  7. ^ Dienst, Karin (March 26, 2014). "Princeton senior receives Rangel Fellowship in international affairs". Princeton University. Retrieved March 24, 2016.
  8. ^ "Paine College senior awarded prestigious Rangel Fellowship". Paine College. May 4, 2009. Retrieved March 24, 2016.
  9. ^ "Baruch Alumna Receives Rangel Fellowship for Graduate Work in International Affairs". Baruch College. April 16, 2008. Retrieved March 24, 2016.
  10. ^ "Vivian Ekey '11 Chosen as Rangel Fellow". University of Maryland, Baltimore County. April 2, 2013. Retrieved March 24, 2016.
  11. ^ "Lincoln University senior earns prestigious Rangel Fellowship". Philadelphia Tribune. April 23, 2015. Retrieved March 24, 2016.
  12. ^ Emery, Mike (April 2, 2015). "UH's Cassie Gianni Named Rangel Fellow". University of Houston. Retrieved March 24, 2016.
  13. ^ Schwab, Kyle (May 31, 2014). "Oklahoma City University alumna awarded Rangel Fellowship". The Oklahoman. Retrieved March 24, 2016.
  14. ^ Walls, Joelle (April 5, 2011). "UGA Honors student is first recipient of Charles B. Rangel Graduate Fellowship". University of Georgia. Retrieved March 24, 2016.
  15. ^ "The Ohio State University Alumnus Joshua Gonzalez Wins Prestigious Rangel Fellowship". Ohio State University. Fall 2015. Retrieved March 24, 2016.
  16. ^ "Alumni Earn Rangel Fellowships". University of North Carolina at Chapel Hill. April 24, 2013. Retrieved March 24, 2016.
  17. ^ "UMD Alumnus Cameron Torreon Earns Rangel Fellowship". University of Maryland. March 12, 2012. Retrieved March 24, 2016.
  18. ^ "Fellowship Prepares UCF Student for Life Around the World". University of Central Florida. Retrieved March 24, 2016.
  19. ^ "CAS alumna receives Charles B. Rangel International Affairs Graduate Fellowship". University of South Florida. March 18, 2015. Retrieved March 24, 2016.
  20. ^ "MTSU alumnus Pratt earns Rangel Fellowship, heads to GWU". Middle Tennessee State University. March 29, 2013. Retrieved March 24, 2016.
  21. ^ "Pablo Tutillo '13 earns prestigious Rangel Graduate Fellowship". Connecticut College. June 19, 2015. Retrieved March 24, 2016.
  22. ^ "Alumnus Calvin Lee Hayes Earns Prestigious Rangel Fellowship". Florida Agricultural and Mechanical University. April 15, 2011. Retrieved March 24, 2016.
  23. ^ "Graduate Fellowship Program - Rangel Fellows In The News". Howard University.

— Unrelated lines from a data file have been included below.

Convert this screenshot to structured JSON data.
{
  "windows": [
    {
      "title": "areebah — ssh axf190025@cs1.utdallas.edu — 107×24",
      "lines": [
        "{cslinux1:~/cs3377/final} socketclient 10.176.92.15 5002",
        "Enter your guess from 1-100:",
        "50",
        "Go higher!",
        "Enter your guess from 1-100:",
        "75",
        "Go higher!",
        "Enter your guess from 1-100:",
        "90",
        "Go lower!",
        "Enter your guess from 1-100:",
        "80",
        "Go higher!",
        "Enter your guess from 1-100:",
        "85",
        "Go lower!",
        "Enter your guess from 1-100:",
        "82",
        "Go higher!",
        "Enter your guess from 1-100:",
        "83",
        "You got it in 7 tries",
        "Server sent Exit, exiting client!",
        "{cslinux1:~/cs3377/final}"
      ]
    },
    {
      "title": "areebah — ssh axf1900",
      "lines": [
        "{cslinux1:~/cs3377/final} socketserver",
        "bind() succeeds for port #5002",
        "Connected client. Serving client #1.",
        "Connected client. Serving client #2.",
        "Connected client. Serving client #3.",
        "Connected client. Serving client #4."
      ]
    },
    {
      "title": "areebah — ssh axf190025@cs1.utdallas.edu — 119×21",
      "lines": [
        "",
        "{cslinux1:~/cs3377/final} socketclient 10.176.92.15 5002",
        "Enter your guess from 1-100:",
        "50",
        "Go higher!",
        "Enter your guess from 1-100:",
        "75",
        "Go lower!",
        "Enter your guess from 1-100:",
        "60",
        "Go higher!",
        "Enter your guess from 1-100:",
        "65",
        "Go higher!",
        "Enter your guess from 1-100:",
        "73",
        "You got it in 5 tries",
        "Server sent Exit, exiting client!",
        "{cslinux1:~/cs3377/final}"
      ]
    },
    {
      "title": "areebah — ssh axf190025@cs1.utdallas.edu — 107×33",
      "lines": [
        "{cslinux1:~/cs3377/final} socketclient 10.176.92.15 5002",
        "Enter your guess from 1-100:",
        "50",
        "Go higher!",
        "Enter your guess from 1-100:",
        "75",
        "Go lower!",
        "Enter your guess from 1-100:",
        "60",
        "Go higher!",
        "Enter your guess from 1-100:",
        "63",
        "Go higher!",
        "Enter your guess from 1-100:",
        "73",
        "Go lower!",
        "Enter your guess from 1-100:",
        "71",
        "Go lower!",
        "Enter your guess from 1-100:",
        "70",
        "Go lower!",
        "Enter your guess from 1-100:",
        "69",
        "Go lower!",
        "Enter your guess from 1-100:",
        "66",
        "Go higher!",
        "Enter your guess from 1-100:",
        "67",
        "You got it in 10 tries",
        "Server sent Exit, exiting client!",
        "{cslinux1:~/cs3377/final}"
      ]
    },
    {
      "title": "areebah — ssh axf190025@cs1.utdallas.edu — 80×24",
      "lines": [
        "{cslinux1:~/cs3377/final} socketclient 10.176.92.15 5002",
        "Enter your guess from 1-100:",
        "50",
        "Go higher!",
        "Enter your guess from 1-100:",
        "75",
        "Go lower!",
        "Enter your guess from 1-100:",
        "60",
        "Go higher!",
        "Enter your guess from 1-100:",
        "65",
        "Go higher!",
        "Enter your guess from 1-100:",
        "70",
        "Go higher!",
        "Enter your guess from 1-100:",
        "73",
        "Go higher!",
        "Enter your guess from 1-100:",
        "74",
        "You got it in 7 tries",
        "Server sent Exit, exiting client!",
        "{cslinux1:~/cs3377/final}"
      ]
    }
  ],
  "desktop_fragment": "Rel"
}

Retrieved March 24, 2016.
  24. ^ "Graduate Fellowship Program - Rangel Fellows". Howard University. Retrieved March 24, 2016.

External linksEdit